### Input for this task:
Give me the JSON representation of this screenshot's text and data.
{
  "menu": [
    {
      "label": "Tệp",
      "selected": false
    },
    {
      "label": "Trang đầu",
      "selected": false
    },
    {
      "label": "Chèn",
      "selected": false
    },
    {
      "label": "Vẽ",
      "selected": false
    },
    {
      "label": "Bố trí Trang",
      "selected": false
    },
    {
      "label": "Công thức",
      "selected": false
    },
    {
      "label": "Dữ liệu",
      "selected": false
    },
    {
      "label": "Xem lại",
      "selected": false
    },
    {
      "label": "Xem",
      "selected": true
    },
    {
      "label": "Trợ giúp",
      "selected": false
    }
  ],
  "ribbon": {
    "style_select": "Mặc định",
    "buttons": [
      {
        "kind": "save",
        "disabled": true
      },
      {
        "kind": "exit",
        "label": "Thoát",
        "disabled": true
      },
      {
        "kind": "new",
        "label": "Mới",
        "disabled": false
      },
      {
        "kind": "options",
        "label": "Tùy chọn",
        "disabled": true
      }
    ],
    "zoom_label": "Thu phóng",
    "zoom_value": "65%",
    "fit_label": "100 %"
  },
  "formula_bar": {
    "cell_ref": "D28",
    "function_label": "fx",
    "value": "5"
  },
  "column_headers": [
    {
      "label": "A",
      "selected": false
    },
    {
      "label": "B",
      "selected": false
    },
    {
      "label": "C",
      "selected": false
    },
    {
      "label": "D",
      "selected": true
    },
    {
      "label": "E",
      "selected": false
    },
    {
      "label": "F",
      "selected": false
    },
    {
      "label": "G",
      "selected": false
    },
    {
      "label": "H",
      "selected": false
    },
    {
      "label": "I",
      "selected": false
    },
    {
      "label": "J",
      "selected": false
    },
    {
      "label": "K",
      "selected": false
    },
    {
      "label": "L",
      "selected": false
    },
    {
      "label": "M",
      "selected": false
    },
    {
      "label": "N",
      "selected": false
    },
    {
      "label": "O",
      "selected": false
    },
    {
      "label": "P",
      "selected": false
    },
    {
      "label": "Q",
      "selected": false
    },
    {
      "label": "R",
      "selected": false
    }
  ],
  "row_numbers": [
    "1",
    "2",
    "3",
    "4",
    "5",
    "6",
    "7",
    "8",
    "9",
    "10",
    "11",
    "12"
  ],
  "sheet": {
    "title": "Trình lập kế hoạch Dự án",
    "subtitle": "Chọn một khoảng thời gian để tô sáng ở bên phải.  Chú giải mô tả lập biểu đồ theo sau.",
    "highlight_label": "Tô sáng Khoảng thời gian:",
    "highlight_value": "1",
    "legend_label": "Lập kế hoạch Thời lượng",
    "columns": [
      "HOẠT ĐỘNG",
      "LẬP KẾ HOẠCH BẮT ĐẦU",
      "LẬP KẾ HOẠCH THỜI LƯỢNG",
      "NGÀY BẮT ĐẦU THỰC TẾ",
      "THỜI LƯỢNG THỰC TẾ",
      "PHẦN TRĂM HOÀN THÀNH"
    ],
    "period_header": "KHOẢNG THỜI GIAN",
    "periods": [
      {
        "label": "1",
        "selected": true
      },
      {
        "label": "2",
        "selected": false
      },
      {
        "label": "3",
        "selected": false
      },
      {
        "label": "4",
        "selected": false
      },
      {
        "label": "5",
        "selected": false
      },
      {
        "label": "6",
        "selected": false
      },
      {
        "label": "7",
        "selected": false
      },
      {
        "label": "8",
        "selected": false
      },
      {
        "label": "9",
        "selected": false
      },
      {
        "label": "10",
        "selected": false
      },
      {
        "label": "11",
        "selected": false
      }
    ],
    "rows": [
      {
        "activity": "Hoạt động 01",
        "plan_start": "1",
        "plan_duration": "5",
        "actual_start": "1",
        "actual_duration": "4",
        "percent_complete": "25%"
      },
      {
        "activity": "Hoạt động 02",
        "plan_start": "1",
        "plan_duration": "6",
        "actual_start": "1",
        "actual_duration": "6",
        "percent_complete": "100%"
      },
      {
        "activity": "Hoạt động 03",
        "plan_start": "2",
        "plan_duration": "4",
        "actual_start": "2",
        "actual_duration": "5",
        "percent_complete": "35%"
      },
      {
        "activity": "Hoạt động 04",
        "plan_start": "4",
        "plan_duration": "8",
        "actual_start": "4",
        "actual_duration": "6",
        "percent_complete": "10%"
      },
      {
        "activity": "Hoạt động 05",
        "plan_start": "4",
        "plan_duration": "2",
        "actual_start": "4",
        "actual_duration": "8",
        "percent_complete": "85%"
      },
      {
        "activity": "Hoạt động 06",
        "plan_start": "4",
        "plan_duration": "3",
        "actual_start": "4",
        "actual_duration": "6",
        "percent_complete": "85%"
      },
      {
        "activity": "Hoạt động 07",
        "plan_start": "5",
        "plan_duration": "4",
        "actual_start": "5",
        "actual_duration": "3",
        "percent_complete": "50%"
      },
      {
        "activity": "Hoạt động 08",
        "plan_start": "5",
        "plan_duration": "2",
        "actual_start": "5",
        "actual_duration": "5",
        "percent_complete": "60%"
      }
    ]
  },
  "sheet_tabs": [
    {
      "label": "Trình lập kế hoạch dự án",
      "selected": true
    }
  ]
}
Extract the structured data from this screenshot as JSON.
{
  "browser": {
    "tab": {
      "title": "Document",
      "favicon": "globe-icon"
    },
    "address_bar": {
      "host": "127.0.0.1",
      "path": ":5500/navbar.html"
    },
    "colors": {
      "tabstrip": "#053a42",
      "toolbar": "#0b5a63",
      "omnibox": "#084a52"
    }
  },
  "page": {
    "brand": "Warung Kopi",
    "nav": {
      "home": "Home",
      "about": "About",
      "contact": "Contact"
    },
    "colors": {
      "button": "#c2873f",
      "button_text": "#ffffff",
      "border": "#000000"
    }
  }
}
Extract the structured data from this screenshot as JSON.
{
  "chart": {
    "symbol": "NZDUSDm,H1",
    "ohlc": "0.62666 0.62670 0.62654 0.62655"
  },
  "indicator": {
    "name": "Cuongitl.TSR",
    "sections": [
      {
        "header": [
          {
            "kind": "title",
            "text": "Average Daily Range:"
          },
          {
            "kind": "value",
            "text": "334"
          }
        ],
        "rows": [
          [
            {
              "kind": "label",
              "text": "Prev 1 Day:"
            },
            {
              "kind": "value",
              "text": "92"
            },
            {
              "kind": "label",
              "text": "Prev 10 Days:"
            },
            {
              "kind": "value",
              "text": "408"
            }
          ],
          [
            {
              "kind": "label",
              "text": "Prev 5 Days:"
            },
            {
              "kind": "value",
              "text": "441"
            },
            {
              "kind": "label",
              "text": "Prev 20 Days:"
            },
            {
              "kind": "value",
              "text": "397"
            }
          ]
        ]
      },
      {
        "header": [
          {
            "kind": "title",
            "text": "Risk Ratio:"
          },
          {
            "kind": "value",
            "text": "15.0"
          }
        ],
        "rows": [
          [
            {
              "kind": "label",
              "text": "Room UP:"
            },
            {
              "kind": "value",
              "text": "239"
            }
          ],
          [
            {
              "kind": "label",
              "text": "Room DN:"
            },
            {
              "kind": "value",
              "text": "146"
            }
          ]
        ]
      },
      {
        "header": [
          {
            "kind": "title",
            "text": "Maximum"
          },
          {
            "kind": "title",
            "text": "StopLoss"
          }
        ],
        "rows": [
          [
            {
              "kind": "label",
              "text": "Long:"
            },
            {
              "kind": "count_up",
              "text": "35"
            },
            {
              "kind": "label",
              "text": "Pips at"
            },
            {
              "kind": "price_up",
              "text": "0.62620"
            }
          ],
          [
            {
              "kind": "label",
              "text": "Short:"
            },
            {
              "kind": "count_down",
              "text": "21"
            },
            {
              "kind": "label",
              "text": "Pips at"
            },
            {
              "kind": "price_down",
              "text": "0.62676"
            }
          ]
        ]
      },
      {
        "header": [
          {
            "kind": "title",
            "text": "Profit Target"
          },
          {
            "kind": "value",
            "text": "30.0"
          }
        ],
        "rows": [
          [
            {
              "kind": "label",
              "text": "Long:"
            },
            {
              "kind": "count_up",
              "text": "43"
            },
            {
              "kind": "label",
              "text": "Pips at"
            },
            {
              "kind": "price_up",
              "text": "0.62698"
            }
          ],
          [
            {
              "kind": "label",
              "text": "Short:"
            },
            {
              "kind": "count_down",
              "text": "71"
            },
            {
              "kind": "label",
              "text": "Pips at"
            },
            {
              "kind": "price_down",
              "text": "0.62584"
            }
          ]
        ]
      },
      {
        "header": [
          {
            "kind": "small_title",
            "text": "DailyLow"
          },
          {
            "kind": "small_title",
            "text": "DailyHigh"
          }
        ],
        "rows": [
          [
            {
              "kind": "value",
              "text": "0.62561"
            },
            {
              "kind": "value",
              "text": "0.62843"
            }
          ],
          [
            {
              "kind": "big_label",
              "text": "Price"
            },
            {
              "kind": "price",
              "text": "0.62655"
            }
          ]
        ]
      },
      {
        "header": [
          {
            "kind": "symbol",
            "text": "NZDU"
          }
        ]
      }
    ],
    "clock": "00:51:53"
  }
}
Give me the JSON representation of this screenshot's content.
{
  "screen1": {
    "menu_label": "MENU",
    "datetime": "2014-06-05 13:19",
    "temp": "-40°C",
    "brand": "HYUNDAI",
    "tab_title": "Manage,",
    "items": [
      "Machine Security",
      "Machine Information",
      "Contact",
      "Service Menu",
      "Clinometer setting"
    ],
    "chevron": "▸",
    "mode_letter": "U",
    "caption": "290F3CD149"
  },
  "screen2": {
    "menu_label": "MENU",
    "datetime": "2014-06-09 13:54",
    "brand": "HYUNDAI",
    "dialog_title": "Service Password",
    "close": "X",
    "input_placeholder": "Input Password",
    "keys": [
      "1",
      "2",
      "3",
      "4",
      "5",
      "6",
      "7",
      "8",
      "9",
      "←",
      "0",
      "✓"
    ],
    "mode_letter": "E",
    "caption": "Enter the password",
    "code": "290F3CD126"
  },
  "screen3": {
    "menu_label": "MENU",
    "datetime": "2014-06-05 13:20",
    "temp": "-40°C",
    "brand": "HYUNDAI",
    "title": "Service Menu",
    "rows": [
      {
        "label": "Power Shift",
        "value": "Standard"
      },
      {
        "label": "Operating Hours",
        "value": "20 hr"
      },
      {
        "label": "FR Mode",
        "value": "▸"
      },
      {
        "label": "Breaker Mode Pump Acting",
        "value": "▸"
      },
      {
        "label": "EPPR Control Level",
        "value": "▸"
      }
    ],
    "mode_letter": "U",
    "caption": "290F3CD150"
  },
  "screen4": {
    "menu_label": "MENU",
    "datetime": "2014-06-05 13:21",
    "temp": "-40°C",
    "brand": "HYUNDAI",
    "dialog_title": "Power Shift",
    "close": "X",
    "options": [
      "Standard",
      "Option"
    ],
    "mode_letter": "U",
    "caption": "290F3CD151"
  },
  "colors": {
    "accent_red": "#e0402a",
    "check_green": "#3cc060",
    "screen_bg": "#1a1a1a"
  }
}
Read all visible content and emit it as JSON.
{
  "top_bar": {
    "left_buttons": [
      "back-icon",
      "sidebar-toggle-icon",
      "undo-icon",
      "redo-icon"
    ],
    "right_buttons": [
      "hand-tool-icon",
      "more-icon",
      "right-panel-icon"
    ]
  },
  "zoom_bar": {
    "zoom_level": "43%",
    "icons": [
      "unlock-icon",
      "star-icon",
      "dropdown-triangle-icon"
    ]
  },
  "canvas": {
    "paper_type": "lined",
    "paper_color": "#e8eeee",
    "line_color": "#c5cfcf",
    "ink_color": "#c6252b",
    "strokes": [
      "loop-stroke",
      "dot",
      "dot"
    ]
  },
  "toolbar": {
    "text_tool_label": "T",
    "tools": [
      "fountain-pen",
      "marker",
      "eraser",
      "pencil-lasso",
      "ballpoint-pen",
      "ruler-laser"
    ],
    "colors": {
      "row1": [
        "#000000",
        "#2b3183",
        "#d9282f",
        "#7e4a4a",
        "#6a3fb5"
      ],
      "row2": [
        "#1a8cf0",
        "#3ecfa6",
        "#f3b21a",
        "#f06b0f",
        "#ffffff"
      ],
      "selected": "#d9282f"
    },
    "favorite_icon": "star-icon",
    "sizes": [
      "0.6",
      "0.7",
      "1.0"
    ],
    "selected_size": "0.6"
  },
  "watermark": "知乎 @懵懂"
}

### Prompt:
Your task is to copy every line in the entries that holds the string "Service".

### Answer for this exercise:
      "Service Menu",
    "dialog_title": "Service Password",
    "title": "Service Menu",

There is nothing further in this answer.